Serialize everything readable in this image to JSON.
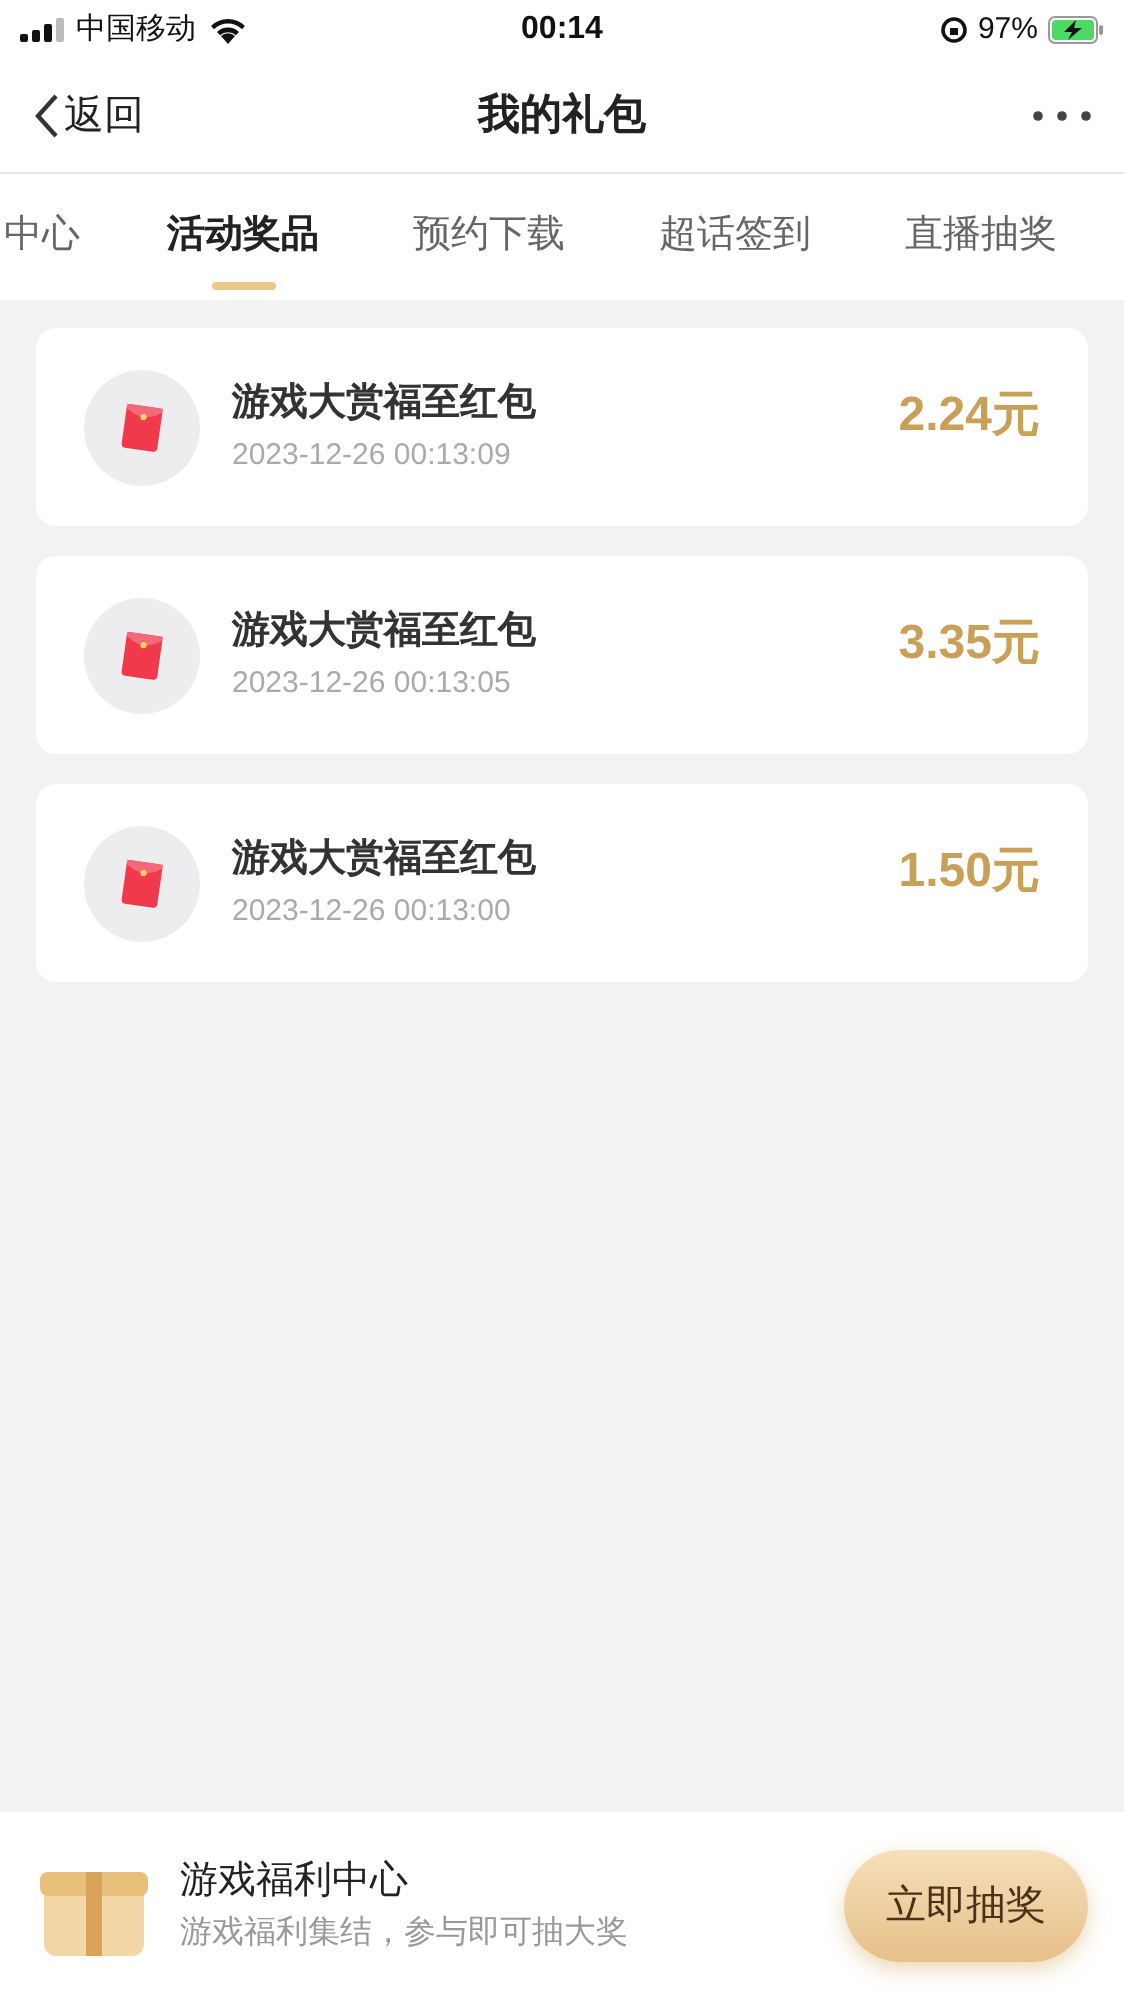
{
  "status_bar": {
    "carrier": "中国移动",
    "time": "00:14",
    "battery": "97%"
  },
  "nav": {
    "back": "返回",
    "title": "我的礼包"
  },
  "tabs": [
    {
      "label": "中心",
      "selected": false
    },
    {
      "label": "活动奖品",
      "selected": true
    },
    {
      "label": "预约下载",
      "selected": false
    },
    {
      "label": "超话签到",
      "selected": false
    },
    {
      "label": "直播抽奖",
      "selected": false
    }
  ],
  "prizes": [
    {
      "name": "游戏大赏福至红包",
      "time": "2023-12-26 00:13:09",
      "amount": "2.24元"
    },
    {
      "name": "游戏大赏福至红包",
      "time": "2023-12-26 00:13:05",
      "amount": "3.35元"
    },
    {
      "name": "游戏大赏福至红包",
      "time": "2023-12-26 00:13:00",
      "amount": "1.50元"
    }
  ],
  "banner": {
    "title": "游戏福利中心",
    "subtitle": "游戏福利集结，参与即可抽大奖",
    "button": "立即抽奖"
  }
}
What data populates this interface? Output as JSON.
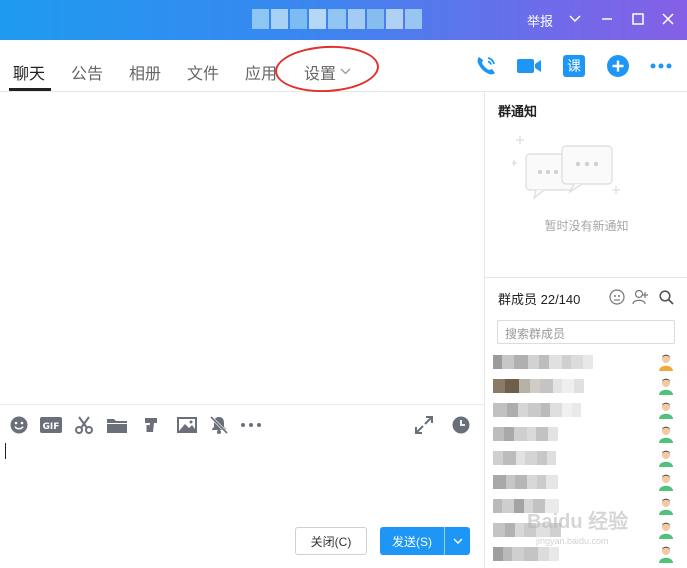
{
  "titlebar": {
    "report_label": "举报",
    "title_blur_colors": [
      "#8ec6f3",
      "#a8d2f5",
      "#7dbcf2",
      "#b5d8f6",
      "#92c4f2",
      "#a3cbf3",
      "#86bdf0",
      "#b0d1f3",
      "#98c5f1"
    ]
  },
  "tabs": {
    "items": [
      "聊天",
      "公告",
      "相册",
      "文件",
      "应用",
      "设置"
    ],
    "active": "聊天"
  },
  "toolbar": {
    "gif_label": "GIF",
    "close_label": "关闭(C)",
    "send_label": "发送(S)"
  },
  "notice": {
    "title": "群通知",
    "empty_text": "暂时没有新通知"
  },
  "members": {
    "title": "群成员 22/140",
    "search_placeholder": "搜索群成员",
    "rows": [
      [
        "#9b9b9b",
        "#c7c7c7",
        "#b0b0b0",
        "#d2d2d2",
        "#bdbdbd",
        "#e0e0e0",
        "#cfcfcf",
        "#dcdcdc",
        "#e8e8e8"
      ],
      [
        "#8a7b68",
        "#6f5e4a",
        "#b7b1a8",
        "#d0ccc6",
        "#c4c4c4",
        "#e4e4e4",
        "#efefef",
        "#e0e0e0"
      ],
      [
        "#c1c1c1",
        "#adadad",
        "#d6d6d6",
        "#c9c9c9",
        "#bababa",
        "#dedede",
        "#f0f0f0",
        "#e9e9e9"
      ],
      [
        "#bdbdbd",
        "#a9a9a9",
        "#cfcfcf",
        "#dadada",
        "#c2c2c2",
        "#e3e3e3"
      ],
      [
        "#cfcfcf",
        "#bcbcbc",
        "#e2e2e2",
        "#d4d4d4",
        "#c7c7c7",
        "#dedede"
      ],
      [
        "#a8a8a8",
        "#c6c6c6",
        "#b6b6b6",
        "#d8d8d8",
        "#cbcbcb",
        "#e6e6e6"
      ],
      [
        "#bababa",
        "#cecece",
        "#a4a4a4",
        "#d6d6d6",
        "#c2c2c2",
        "#eaeaea"
      ],
      [
        "#c4c4c4",
        "#b2b2b2",
        "#d8d8d8",
        "#cbcbcb",
        "#e0e0e0",
        "#d0d0d0"
      ],
      [
        "#9f9f9f",
        "#b9b9b9",
        "#cfcfcf",
        "#c4c4c4",
        "#dcdcdc",
        "#e8e8e8"
      ]
    ]
  },
  "watermark": {
    "text": "Baidu 经验",
    "sub": "jingyan.baidu.com"
  }
}
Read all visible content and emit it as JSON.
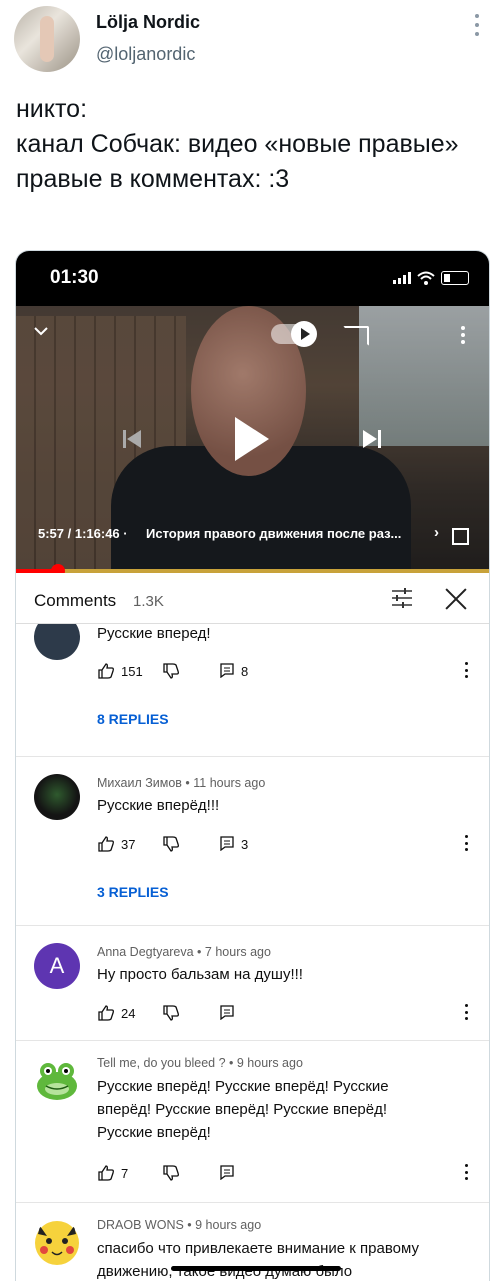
{
  "tweet": {
    "author_name": "Lölja Nordic",
    "author_handle": "@loljanordic",
    "text": "никто:\nканал Собчак: видео «новые правые»\nправые в комментах:  :3"
  },
  "phone": {
    "status_time": "01:30"
  },
  "video": {
    "time": "5:57 / 1:16:46 ·",
    "title": "История правого движения после раз...",
    "progress_fraction": 0.077
  },
  "comments_panel": {
    "title": "Comments",
    "count": "1.3K"
  },
  "comments": [
    {
      "author": "",
      "meta": "",
      "text": "Русские вперед!",
      "likes": "151",
      "replies": "8",
      "replies_link": "8 REPLIES"
    },
    {
      "author": "Михаил Зимов",
      "meta": "Михаил Зимов • 11 hours ago",
      "text": "Русские вперёд!!!",
      "likes": "37",
      "replies": "3",
      "replies_link": "3 REPLIES"
    },
    {
      "author": "Anna Degtyareva",
      "meta": "Anna Degtyareva • 7 hours ago",
      "avatar_letter": "A",
      "avatar_color": "#5e35b1",
      "text": "Ну просто бальзам на душу!!!",
      "likes": "24"
    },
    {
      "author": "Tell me, do you bleed ?",
      "meta": "Tell me, do you bleed ? • 9 hours ago",
      "avatar_icon": "frog-icon",
      "text": "Русские вперёд! Русские вперёд! Русские вперёд! Русские вперёд! Русские вперёд! Русские вперёд!",
      "likes": "7"
    },
    {
      "author": "DRAOB WONS",
      "meta": "DRAOB WONS • 9 hours ago",
      "avatar_icon": "pikachu-icon",
      "text": "спасибо что привлекаете внимание к правому движению, такое видео думаю было"
    }
  ],
  "colors": {
    "accent_red": "#ff0000",
    "link_blue": "#065fd4",
    "avatar_purple": "#5e35b1"
  }
}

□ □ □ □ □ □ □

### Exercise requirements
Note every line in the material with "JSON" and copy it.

### Task result
Serialize everything readable in this image to JSON.
What data populates this interface? Output as JSON.
Read all visible content and emit it as JSON.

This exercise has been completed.